Welcome to the world of Megagames

Welcome to the world of Megagames

300 players take part in Watch the Skies! board game in London
'Nymphomaniac' actress reveals what it was really like to star in one of the most explicit films ever

Charlotte Gainsbourg on 'Nymphomaniac'

Starring in one of the most explicit films ever
Robert Fisk in Abu Dhabi: The Emirates' out-of-sight migrant workers helping to build the dream projects of its rulers

Robert Fisk in Abu Dhabi

The Emirates' out-of-sight migrant workers helping to build the dream projects of its rulers
Vince Cable interview: Charging fees for employment tribunals was 'a very bad move'

Vince Cable exclusive interview

Charging fees for employment tribunals was 'a very bad move'
Iwan Rheon interview: Game of Thrones star returns to his Welsh roots to record debut album

Iwan Rheon is returning to his Welsh roots

Rheon is best known for his role as the Bastard of Bolton. It's gruelling playing a sadistic torturer, he tells Craig McLean, but it hasn't stopped him recording an album of Welsh psychedelia
Russell Brand's interview with Ed Miliband has got everyone talking about The Trews

Everyone is talking about The Trews

Russell Brand's 'true news' videos attract millions of viewers.
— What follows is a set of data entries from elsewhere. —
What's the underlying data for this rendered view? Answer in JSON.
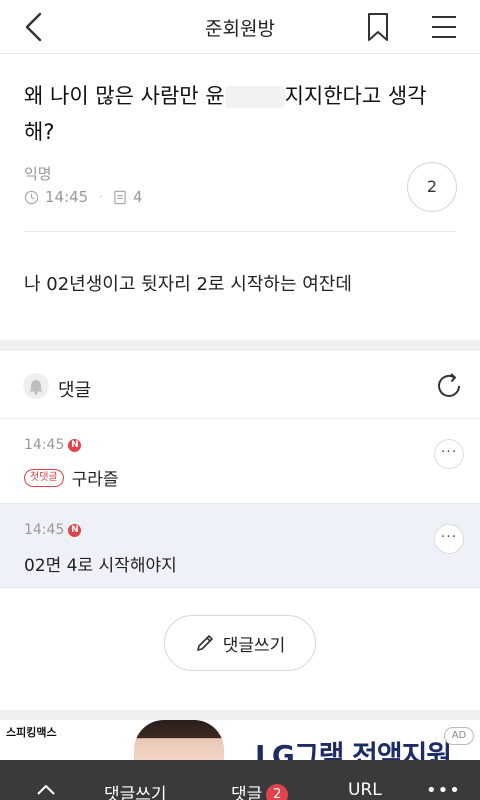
{
  "header": {
    "title": "준회원방"
  },
  "post": {
    "title_part1": "왜 나이 많은 사람만 윤",
    "title_part2": "지지한다고 생각해?",
    "author": "익명",
    "time": "14:45",
    "view_count": "4",
    "comment_count": "2",
    "body": "나 02년생이고 뒷자리 2로 시작하는 여잔데"
  },
  "comments_section": {
    "label": "댓글"
  },
  "comments": [
    {
      "time": "14:45",
      "new_badge": "N",
      "first_badge": "첫댓글",
      "text": "구라즐"
    },
    {
      "time": "14:45",
      "new_badge": "N",
      "text": "02면 4로 시작해야지"
    }
  ],
  "write_button": {
    "label": "댓글쓰기"
  },
  "ad": {
    "brand": "스피킹맥스",
    "headline": "LG그램 전액지원",
    "ad_mark": "AD"
  },
  "bottom_bar": {
    "write_label": "댓글쓰기",
    "comments_label": "댓글",
    "comments_count": "2",
    "url_label": "URL",
    "more_label": "•••"
  },
  "colors": {
    "accent_red": "#e0434b",
    "highlight_row": "#eef2f8",
    "bottom_bar": "#3a3a3c"
  }
}
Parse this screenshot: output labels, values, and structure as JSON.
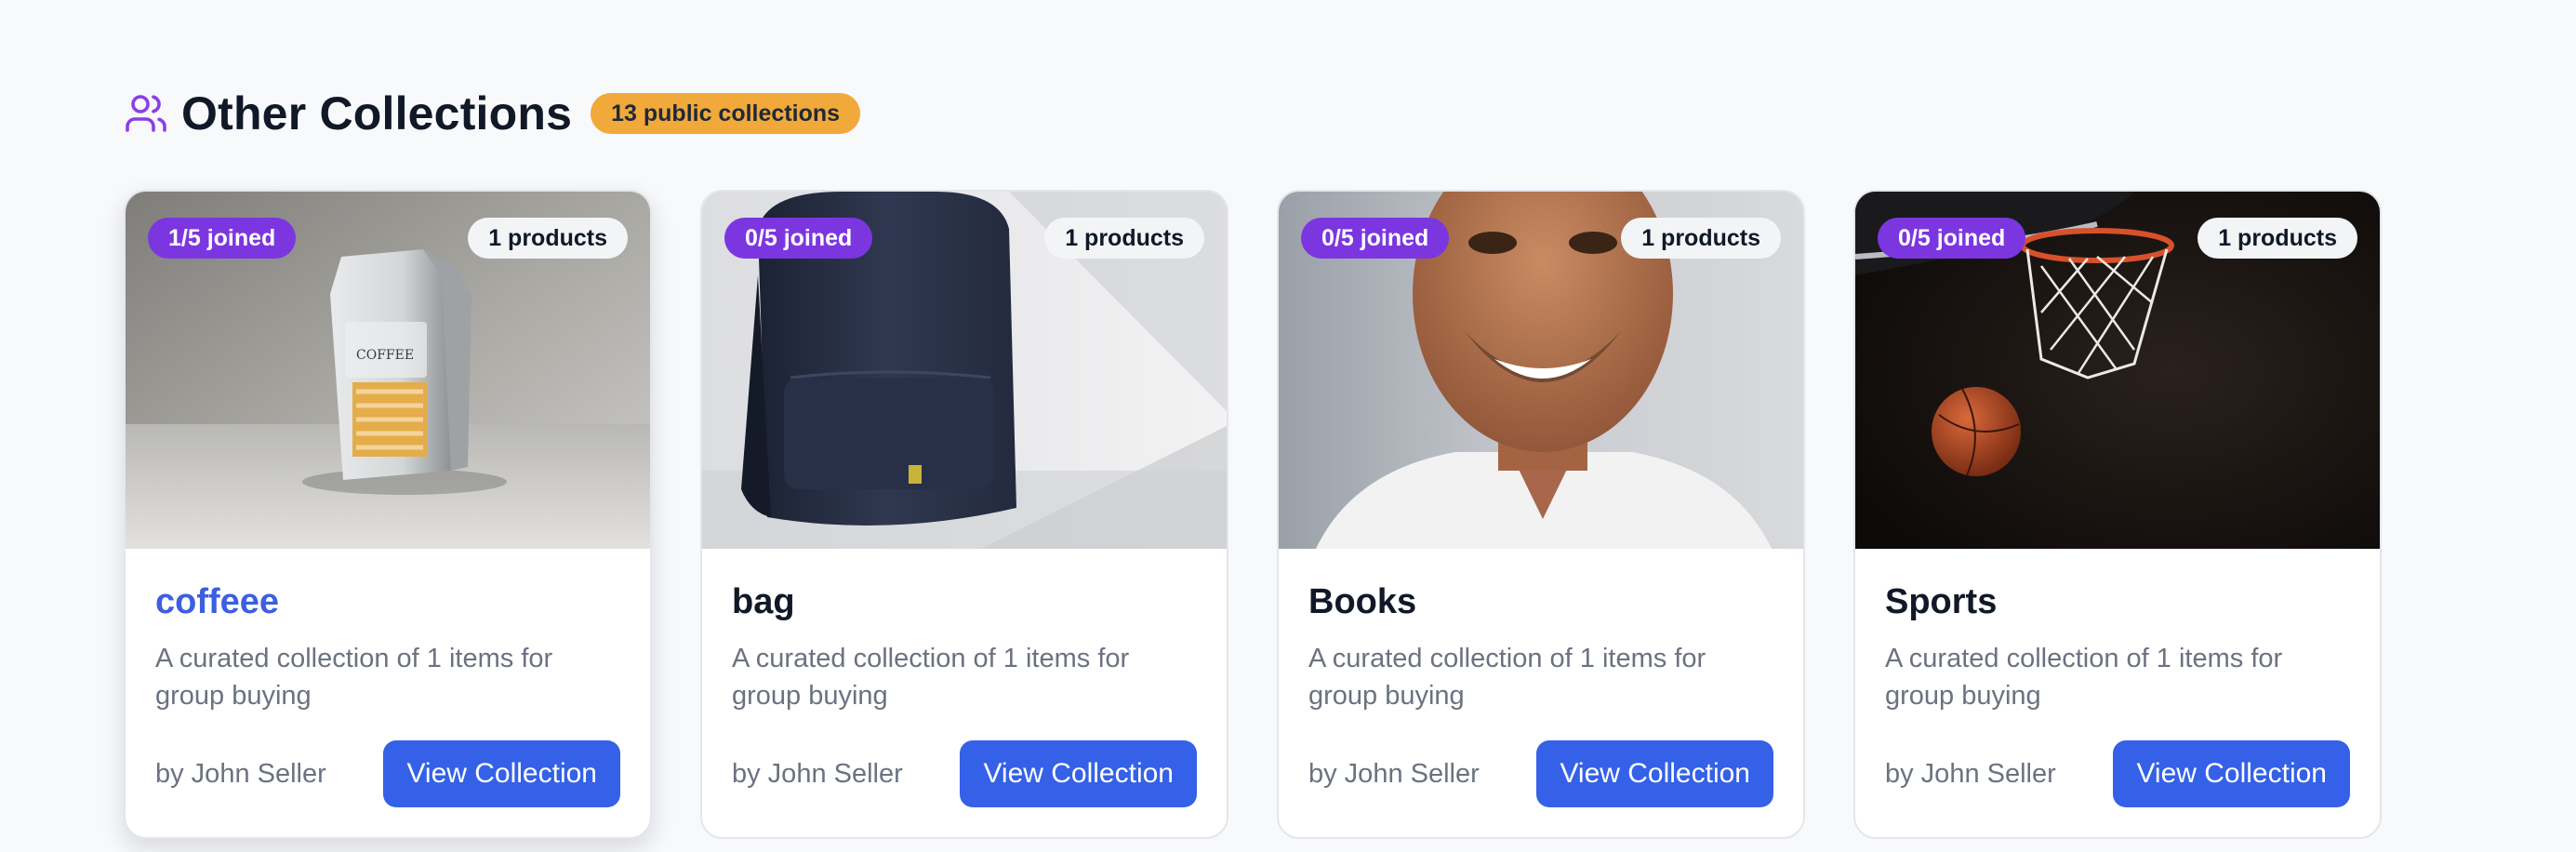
{
  "section": {
    "title": "Other Collections",
    "icon": "users-icon",
    "count_badge": "13 public collections"
  },
  "colors": {
    "accent_purple": "#7c36e0",
    "badge_orange": "#f0a93a",
    "button_blue": "#3461e8",
    "active_title_blue": "#3b5fe0"
  },
  "collections": [
    {
      "name": "coffeee",
      "joined": "1/5 joined",
      "products": "1 products",
      "description": "A curated collection of 1 items for group buying",
      "seller": "by John Seller",
      "button": "View Collection",
      "image": "coffee-bag-photo",
      "hovered": true
    },
    {
      "name": "bag",
      "joined": "0/5 joined",
      "products": "1 products",
      "description": "A curated collection of 1 items for group buying",
      "seller": "by John Seller",
      "button": "View Collection",
      "image": "backpack-photo",
      "hovered": false
    },
    {
      "name": "Books",
      "joined": "0/5 joined",
      "products": "1 products",
      "description": "A curated collection of 1 items for group buying",
      "seller": "by John Seller",
      "button": "View Collection",
      "image": "smiling-man-photo",
      "hovered": false
    },
    {
      "name": "Sports",
      "joined": "0/5 joined",
      "products": "1 products",
      "description": "A curated collection of 1 items for group buying",
      "seller": "by John Seller",
      "button": "View Collection",
      "image": "basketball-hoop-photo",
      "hovered": false
    }
  ]
}
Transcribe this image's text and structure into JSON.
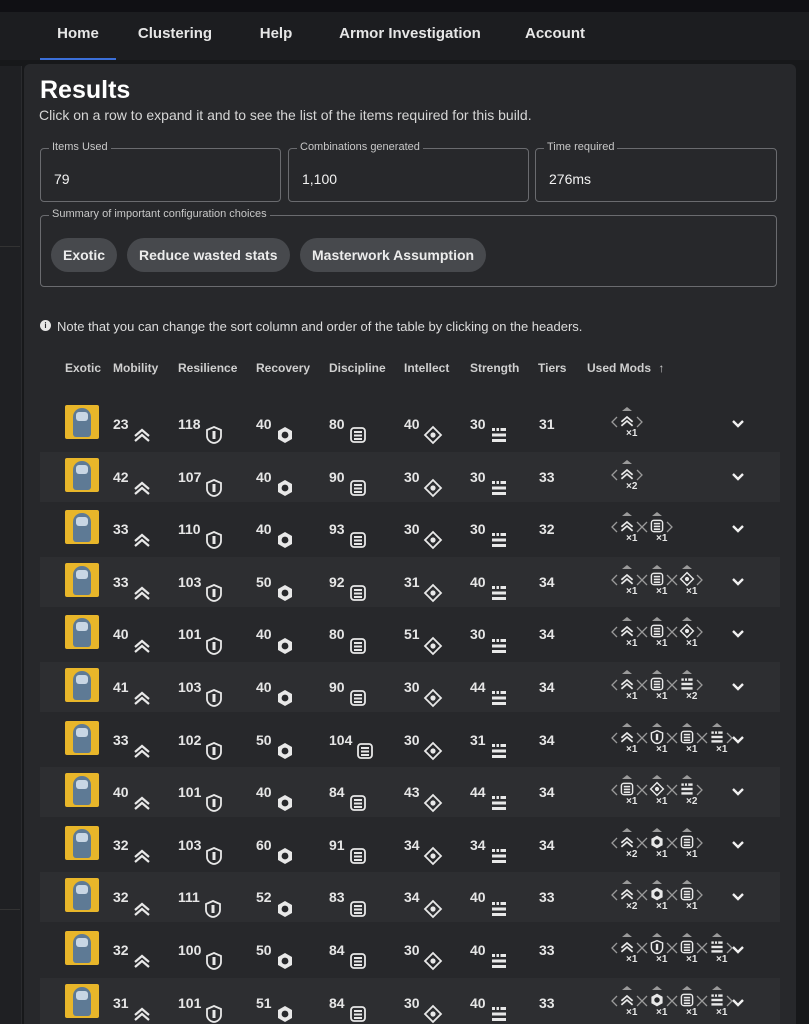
{
  "nav": {
    "tabs": [
      {
        "label": "Home",
        "active": true
      },
      {
        "label": "Clustering",
        "active": false
      },
      {
        "label": "Help",
        "active": false
      },
      {
        "label": "Armor Investigation",
        "active": false
      },
      {
        "label": "Account",
        "active": false
      }
    ]
  },
  "results": {
    "title": "Results",
    "subtitle": "Click on a row to expand it and to see the list of the items required for this build.",
    "fields": [
      {
        "label": "Items Used",
        "value": "79"
      },
      {
        "label": "Combinations generated",
        "value": "1,100"
      },
      {
        "label": "Time required",
        "value": "276ms"
      }
    ],
    "summary_label": "Summary of important configuration choices",
    "chips": [
      "Exotic",
      "Reduce wasted stats",
      "Masterwork Assumption"
    ],
    "note": "Note that you can change the sort column and order of the table by clicking on the headers."
  },
  "table": {
    "headers": [
      "Exotic",
      "Mobility",
      "Resilience",
      "Recovery",
      "Discipline",
      "Intellect",
      "Strength",
      "Tiers",
      "Used Mods"
    ],
    "sort_indicator": "↑",
    "rows": [
      {
        "mobility": "23",
        "resilience": "118",
        "recovery": "40",
        "discipline": "80",
        "intellect": "40",
        "strength": "30",
        "tiers": "31",
        "mods": [
          {
            "icon": "mobility-icon",
            "count": "×1"
          }
        ]
      },
      {
        "mobility": "42",
        "resilience": "107",
        "recovery": "40",
        "discipline": "90",
        "intellect": "30",
        "strength": "30",
        "tiers": "33",
        "mods": [
          {
            "icon": "mobility-icon",
            "count": "×2"
          }
        ]
      },
      {
        "mobility": "33",
        "resilience": "110",
        "recovery": "40",
        "discipline": "93",
        "intellect": "30",
        "strength": "30",
        "tiers": "32",
        "mods": [
          {
            "icon": "mobility-icon",
            "count": "×1"
          },
          {
            "icon": "discipline-icon",
            "count": "×1"
          }
        ]
      },
      {
        "mobility": "33",
        "resilience": "103",
        "recovery": "50",
        "discipline": "92",
        "intellect": "31",
        "strength": "40",
        "tiers": "34",
        "mods": [
          {
            "icon": "mobility-icon",
            "count": "×1"
          },
          {
            "icon": "discipline-icon",
            "count": "×1"
          },
          {
            "icon": "intellect-icon",
            "count": "×1"
          }
        ]
      },
      {
        "mobility": "40",
        "resilience": "101",
        "recovery": "40",
        "discipline": "80",
        "intellect": "51",
        "strength": "30",
        "tiers": "34",
        "mods": [
          {
            "icon": "mobility-icon",
            "count": "×1"
          },
          {
            "icon": "discipline-icon",
            "count": "×1"
          },
          {
            "icon": "intellect-icon",
            "count": "×1"
          }
        ]
      },
      {
        "mobility": "41",
        "resilience": "103",
        "recovery": "40",
        "discipline": "90",
        "intellect": "30",
        "strength": "44",
        "tiers": "34",
        "mods": [
          {
            "icon": "mobility-icon",
            "count": "×1"
          },
          {
            "icon": "discipline-icon",
            "count": "×1"
          },
          {
            "icon": "strength-icon",
            "count": "×2"
          }
        ]
      },
      {
        "mobility": "33",
        "resilience": "102",
        "recovery": "50",
        "discipline": "104",
        "intellect": "30",
        "strength": "31",
        "tiers": "34",
        "mods": [
          {
            "icon": "mobility-icon",
            "count": "×1"
          },
          {
            "icon": "resilience-icon",
            "count": "×1"
          },
          {
            "icon": "discipline-icon",
            "count": "×1"
          },
          {
            "icon": "strength-icon",
            "count": "×1"
          }
        ]
      },
      {
        "mobility": "40",
        "resilience": "101",
        "recovery": "40",
        "discipline": "84",
        "intellect": "43",
        "strength": "44",
        "tiers": "34",
        "mods": [
          {
            "icon": "discipline-icon",
            "count": "×1"
          },
          {
            "icon": "intellect-icon",
            "count": "×1"
          },
          {
            "icon": "strength-icon",
            "count": "×2"
          }
        ]
      },
      {
        "mobility": "32",
        "resilience": "103",
        "recovery": "60",
        "discipline": "91",
        "intellect": "34",
        "strength": "34",
        "tiers": "34",
        "mods": [
          {
            "icon": "mobility-icon",
            "count": "×2"
          },
          {
            "icon": "recovery-icon",
            "count": "×1"
          },
          {
            "icon": "discipline-icon",
            "count": "×1"
          }
        ]
      },
      {
        "mobility": "32",
        "resilience": "111",
        "recovery": "52",
        "discipline": "83",
        "intellect": "34",
        "strength": "40",
        "tiers": "33",
        "mods": [
          {
            "icon": "mobility-icon",
            "count": "×2"
          },
          {
            "icon": "recovery-icon",
            "count": "×1"
          },
          {
            "icon": "discipline-icon",
            "count": "×1"
          }
        ]
      },
      {
        "mobility": "32",
        "resilience": "100",
        "recovery": "50",
        "discipline": "84",
        "intellect": "30",
        "strength": "40",
        "tiers": "33",
        "mods": [
          {
            "icon": "mobility-icon",
            "count": "×1"
          },
          {
            "icon": "resilience-icon",
            "count": "×1"
          },
          {
            "icon": "discipline-icon",
            "count": "×1"
          },
          {
            "icon": "strength-icon",
            "count": "×1"
          }
        ]
      },
      {
        "mobility": "31",
        "resilience": "101",
        "recovery": "51",
        "discipline": "84",
        "intellect": "30",
        "strength": "40",
        "tiers": "33",
        "mods": [
          {
            "icon": "mobility-icon",
            "count": "×1"
          },
          {
            "icon": "recovery-icon",
            "count": "×1"
          },
          {
            "icon": "discipline-icon",
            "count": "×1"
          },
          {
            "icon": "strength-icon",
            "count": "×1"
          }
        ]
      }
    ]
  }
}
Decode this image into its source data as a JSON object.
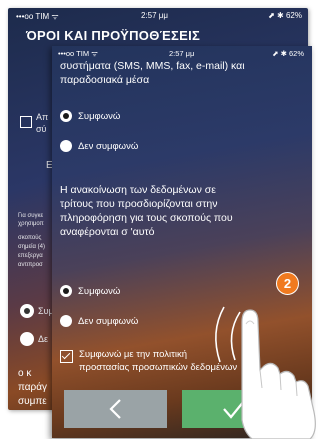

But today's 'Milibrand' interview introduced his resolutely amateurish style to a whole new crowd
Morne Hardenberg interview: Cameraman for BBC's upcoming show Shark on filming the ocean's most dangerous predator

It's time for my close-up

Meet the man who films great whites for a living